**Your instructions**.
Check every line of the data below for the word "Output" and say how many have it, without further comment.

---*---

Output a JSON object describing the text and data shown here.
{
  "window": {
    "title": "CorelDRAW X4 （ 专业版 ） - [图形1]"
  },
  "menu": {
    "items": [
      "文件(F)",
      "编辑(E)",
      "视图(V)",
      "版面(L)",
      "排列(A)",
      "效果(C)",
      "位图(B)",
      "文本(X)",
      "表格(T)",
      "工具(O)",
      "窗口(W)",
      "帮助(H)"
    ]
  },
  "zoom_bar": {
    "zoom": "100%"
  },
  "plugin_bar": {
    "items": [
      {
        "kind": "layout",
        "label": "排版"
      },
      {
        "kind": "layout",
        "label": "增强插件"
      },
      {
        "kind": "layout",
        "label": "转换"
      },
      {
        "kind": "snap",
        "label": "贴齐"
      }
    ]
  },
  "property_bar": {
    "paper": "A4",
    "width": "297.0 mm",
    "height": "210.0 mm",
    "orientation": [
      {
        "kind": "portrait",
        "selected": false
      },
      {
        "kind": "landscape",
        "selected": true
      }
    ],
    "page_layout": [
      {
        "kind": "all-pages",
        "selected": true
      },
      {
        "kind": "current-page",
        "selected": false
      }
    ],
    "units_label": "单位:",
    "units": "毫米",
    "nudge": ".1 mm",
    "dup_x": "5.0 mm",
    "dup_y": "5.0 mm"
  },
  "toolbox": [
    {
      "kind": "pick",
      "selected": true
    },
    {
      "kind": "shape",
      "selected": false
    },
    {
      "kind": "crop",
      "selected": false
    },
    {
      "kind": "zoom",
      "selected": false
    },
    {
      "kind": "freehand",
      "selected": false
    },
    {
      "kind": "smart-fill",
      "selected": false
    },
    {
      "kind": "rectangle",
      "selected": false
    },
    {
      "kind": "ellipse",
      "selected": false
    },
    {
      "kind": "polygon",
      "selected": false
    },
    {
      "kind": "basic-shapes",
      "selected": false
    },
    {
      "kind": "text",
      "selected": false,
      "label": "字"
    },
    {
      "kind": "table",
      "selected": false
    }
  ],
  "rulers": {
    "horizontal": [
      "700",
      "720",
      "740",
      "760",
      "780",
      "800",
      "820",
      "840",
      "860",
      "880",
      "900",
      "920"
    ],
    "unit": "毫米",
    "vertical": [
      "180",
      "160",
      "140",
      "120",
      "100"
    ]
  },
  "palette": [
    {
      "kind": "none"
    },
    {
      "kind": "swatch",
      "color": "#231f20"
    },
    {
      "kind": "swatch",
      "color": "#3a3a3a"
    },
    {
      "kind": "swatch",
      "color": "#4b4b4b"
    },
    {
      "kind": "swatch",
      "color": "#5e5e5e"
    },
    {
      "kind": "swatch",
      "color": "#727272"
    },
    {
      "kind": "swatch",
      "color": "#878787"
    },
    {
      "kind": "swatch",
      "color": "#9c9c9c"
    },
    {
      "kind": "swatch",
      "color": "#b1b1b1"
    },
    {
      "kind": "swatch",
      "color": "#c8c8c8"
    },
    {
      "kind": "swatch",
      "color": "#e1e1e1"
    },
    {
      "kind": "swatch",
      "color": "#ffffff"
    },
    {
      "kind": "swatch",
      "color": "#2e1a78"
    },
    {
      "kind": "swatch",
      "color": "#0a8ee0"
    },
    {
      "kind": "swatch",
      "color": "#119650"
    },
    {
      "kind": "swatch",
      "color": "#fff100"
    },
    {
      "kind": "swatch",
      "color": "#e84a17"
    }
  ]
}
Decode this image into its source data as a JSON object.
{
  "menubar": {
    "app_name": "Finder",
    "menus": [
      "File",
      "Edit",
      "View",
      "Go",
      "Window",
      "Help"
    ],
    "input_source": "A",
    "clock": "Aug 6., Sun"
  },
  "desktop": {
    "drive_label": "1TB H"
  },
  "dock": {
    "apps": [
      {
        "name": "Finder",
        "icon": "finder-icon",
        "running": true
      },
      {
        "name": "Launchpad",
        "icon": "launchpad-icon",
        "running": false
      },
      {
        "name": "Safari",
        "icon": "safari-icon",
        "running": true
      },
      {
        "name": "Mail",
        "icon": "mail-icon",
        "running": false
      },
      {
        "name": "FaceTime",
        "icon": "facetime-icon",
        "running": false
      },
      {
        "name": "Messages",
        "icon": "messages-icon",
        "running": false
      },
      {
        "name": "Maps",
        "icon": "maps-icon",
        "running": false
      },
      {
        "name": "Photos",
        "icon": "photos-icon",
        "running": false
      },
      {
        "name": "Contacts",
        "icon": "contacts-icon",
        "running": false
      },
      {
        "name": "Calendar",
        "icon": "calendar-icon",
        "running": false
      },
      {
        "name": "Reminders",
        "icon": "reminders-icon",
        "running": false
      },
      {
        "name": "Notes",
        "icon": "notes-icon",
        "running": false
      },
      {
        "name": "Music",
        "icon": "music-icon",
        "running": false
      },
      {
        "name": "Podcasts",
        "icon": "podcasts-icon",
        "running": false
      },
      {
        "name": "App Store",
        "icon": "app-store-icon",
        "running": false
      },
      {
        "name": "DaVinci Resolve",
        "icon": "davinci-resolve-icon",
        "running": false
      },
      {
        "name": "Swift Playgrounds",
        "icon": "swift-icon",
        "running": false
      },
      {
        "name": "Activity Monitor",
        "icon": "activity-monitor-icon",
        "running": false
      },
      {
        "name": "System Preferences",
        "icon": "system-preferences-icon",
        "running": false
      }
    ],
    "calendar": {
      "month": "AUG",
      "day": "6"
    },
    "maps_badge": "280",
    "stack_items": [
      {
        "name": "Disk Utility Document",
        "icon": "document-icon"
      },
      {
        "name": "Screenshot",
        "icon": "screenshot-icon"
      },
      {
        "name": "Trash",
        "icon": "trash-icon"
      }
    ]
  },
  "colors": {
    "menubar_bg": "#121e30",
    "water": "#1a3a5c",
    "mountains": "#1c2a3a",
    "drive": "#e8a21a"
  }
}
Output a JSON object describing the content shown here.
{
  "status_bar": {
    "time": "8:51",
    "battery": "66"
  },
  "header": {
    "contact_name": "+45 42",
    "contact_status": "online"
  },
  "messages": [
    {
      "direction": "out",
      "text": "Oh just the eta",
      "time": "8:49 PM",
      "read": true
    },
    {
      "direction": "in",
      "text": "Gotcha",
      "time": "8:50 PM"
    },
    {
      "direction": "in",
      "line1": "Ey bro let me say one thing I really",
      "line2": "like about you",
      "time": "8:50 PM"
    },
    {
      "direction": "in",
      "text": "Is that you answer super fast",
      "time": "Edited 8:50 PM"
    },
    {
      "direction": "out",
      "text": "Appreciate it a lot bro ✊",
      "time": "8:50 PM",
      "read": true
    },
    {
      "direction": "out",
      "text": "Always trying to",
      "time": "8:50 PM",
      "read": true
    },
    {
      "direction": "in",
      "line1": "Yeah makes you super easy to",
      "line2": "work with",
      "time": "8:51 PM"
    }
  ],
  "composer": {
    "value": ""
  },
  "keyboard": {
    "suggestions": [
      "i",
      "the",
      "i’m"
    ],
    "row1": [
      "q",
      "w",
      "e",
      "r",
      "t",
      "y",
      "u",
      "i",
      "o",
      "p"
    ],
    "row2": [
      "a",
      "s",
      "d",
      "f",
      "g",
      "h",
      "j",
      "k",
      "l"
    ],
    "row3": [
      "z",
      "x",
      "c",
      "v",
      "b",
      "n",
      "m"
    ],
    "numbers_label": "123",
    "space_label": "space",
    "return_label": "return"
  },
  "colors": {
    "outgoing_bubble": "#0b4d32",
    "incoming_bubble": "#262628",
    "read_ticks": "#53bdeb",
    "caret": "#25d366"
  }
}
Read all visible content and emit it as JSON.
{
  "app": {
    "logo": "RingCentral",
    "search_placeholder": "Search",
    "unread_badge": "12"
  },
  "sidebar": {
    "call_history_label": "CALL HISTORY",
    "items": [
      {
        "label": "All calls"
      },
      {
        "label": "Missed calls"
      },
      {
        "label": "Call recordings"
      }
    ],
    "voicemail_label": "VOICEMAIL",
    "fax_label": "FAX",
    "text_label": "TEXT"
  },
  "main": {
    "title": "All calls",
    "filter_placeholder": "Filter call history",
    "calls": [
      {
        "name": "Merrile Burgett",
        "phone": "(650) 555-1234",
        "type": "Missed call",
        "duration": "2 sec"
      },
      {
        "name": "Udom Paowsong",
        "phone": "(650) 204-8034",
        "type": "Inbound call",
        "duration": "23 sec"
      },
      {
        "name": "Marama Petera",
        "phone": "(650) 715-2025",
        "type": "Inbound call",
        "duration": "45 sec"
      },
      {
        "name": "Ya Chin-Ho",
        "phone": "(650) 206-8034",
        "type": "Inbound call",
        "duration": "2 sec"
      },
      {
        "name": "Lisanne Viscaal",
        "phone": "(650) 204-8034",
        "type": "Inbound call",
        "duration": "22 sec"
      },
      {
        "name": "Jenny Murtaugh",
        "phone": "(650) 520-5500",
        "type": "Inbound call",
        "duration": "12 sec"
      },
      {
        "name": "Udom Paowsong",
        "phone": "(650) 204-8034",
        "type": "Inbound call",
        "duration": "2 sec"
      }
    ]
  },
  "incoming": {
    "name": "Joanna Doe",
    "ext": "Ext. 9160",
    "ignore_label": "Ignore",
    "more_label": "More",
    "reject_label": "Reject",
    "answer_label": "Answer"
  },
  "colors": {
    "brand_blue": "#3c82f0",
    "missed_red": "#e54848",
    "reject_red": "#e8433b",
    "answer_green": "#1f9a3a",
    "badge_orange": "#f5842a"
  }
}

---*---

**Response area**.
2